Task brief – Copy the data exactly, keeping every line intact.

*** Material supplied Section Begins ***

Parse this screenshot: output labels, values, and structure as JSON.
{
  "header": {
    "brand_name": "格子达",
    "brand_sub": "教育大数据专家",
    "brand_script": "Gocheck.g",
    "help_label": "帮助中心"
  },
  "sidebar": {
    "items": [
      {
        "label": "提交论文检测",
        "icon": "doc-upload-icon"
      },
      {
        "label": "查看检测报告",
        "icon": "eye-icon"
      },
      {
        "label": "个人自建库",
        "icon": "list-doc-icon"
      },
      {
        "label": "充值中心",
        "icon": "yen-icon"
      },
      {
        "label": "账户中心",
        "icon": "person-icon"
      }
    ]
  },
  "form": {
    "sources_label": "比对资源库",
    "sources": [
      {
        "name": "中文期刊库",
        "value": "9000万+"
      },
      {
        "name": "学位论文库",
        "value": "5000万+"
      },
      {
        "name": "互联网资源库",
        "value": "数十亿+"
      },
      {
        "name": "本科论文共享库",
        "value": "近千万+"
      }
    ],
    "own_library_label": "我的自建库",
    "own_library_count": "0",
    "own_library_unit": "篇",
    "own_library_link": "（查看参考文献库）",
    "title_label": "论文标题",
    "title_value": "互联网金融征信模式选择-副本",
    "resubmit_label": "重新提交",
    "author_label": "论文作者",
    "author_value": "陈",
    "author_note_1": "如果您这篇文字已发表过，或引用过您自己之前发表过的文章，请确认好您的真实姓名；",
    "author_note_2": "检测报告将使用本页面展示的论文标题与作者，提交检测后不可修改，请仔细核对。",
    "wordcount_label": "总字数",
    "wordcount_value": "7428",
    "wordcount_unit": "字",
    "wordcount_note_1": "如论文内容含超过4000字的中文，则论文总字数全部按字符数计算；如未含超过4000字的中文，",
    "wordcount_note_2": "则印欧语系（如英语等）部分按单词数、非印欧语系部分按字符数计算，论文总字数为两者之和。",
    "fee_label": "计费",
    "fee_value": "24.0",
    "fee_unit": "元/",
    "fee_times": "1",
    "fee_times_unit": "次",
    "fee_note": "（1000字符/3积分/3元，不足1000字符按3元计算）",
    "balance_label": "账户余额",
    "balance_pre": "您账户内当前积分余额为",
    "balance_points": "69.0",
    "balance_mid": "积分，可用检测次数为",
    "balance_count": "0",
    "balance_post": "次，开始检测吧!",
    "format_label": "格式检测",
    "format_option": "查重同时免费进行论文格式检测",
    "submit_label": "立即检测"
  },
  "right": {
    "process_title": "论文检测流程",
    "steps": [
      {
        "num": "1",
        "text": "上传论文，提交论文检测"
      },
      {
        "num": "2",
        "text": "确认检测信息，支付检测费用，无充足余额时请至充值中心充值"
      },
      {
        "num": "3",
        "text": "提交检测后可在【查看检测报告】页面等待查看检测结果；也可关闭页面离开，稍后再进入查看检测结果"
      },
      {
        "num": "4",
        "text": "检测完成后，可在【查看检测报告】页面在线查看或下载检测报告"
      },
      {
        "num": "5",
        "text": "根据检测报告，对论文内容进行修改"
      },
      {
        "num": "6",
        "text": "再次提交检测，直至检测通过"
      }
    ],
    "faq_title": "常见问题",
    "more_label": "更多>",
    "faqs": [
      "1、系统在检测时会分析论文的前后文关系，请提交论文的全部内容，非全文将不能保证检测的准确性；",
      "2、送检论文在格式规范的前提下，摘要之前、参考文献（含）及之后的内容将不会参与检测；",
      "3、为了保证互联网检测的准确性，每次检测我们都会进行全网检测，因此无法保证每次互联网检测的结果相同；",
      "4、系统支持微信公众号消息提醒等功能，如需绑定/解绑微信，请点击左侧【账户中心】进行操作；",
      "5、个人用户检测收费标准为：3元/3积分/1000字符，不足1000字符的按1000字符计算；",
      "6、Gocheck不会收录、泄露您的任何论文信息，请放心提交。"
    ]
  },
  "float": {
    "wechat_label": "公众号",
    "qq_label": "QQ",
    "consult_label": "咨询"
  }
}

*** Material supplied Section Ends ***

Written reply –
Parse this screenshot: output labels, values, and structure as JSON.
{
  "header": {
    "brand_name": "格子达",
    "brand_sub": "教育大数据专家",
    "brand_script": "Gocheck.g",
    "help_label": "帮助中心"
  },
  "sidebar": {
    "items": [
      {
        "label": "提交论文检测",
        "icon": "doc-upload-icon"
      },
      {
        "label": "查看检测报告",
        "icon": "eye-icon"
      },
      {
        "label": "个人自建库",
        "icon": "list-doc-icon"
      },
      {
        "label": "充值中心",
        "icon": "yen-icon"
      },
      {
        "label": "账户中心",
        "icon": "person-icon"
      }
    ]
  },
  "form": {
    "sources_label": "比对资源库",
    "sources": [
      {
        "name": "中文期刊库",
        "value": "9000万+"
      },
      {
        "name": "学位论文库",
        "value": "5000万+"
      },
      {
        "name": "互联网资源库",
        "value": "数十亿+"
      },
      {
        "name": "本科论文共享库",
        "value": "近千万+"
      }
    ],
    "own_library_label": "我的自建库",
    "own_library_count": "0",
    "own_library_unit": "篇",
    "own_library_link": "（查看参考文献库）",
    "title_label": "论文标题",
    "title_value": "互联网金融征信模式选择-副本",
    "resubmit_label": "重新提交",
    "author_label": "论文作者",
    "author_value": "陈",
    "author_note_1": "如果您这篇文字已发表过，或引用过您自己之前发表过的文章，请确认好您的真实姓名；",
    "author_note_2": "检测报告将使用本页面展示的论文标题与作者，提交检测后不可修改，请仔细核对。",
    "wordcount_label": "总字数",
    "wordcount_value": "7428",
    "wordcount_unit": "字",
    "wordcount_note_1": "如论文内容含超过4000字的中文，则论文总字数全部按字符数计算；如未含超过4000字的中文，",
    "wordcount_note_2": "则印欧语系（如英语等）部分按单词数、非印欧语系部分按字符数计算，论文总字数为两者之和。",
    "fee_label": "计费",
    "fee_value": "24.0",
    "fee_unit": "元/",
    "fee_times": "1",
    "fee_times_unit": "次",
    "fee_note": "（1000字符/3积分/3元，不足1000字符按3元计算）",
    "balance_label": "账户余额",
    "balance_pre": "您账户内当前积分余额为",
    "balance_points": "69.0",
    "balance_mid": "积分，可用检测次数为",
    "balance_count": "0",
    "balance_post": "次，开始检测吧!",
    "format_label": "格式检测",
    "format_option": "查重同时免费进行论文格式检测",
    "submit_label": "立即检测"
  },
  "right": {
    "process_title": "论文检测流程",
    "steps": [
      {
        "num": "1",
        "text": "上传论文，提交论文检测"
      },
      {
        "num": "2",
        "text": "确认检测信息，支付检测费用，无充足余额时请至充值中心充值"
      },
      {
        "num": "3",
        "text": "提交检测后可在【查看检测报告】页面等待查看检测结果；也可关闭页面离开，稍后再进入查看检测结果"
      },
      {
        "num": "4",
        "text": "检测完成后，可在【查看检测报告】页面在线查看或下载检测报告"
      },
      {
        "num": "5",
        "text": "根据检测报告，对论文内容进行修改"
      },
      {
        "num": "6",
        "text": "再次提交检测，直至检测通过"
      }
    ],
    "faq_title": "常见问题",
    "more_label": "更多>",
    "faqs": [
      "1、系统在检测时会分析论文的前后文关系，请提交论文的全部内容，非全文将不能保证检测的准确性；",
      "2、送检论文在格式规范的前提下，摘要之前、参考文献（含）及之后的内容将不会参与检测；",
      "3、为了保证互联网检测的准确性，每次检测我们都会进行全网检测，因此无法保证每次互联网检测的结果相同；",
      "4、系统支持微信公众号消息提醒等功能，如需绑定/解绑微信，请点击左侧【账户中心】进行操作；",
      "5、个人用户检测收费标准为：3元/3积分/1000字符，不足1000字符的按1000字符计算；",
      "6、Gocheck不会收录、泄露您的任何论文信息，请放心提交。"
    ]
  },
  "float": {
    "wechat_label": "公众号",
    "qq_label": "QQ",
    "consult_label": "咨询"
  }
}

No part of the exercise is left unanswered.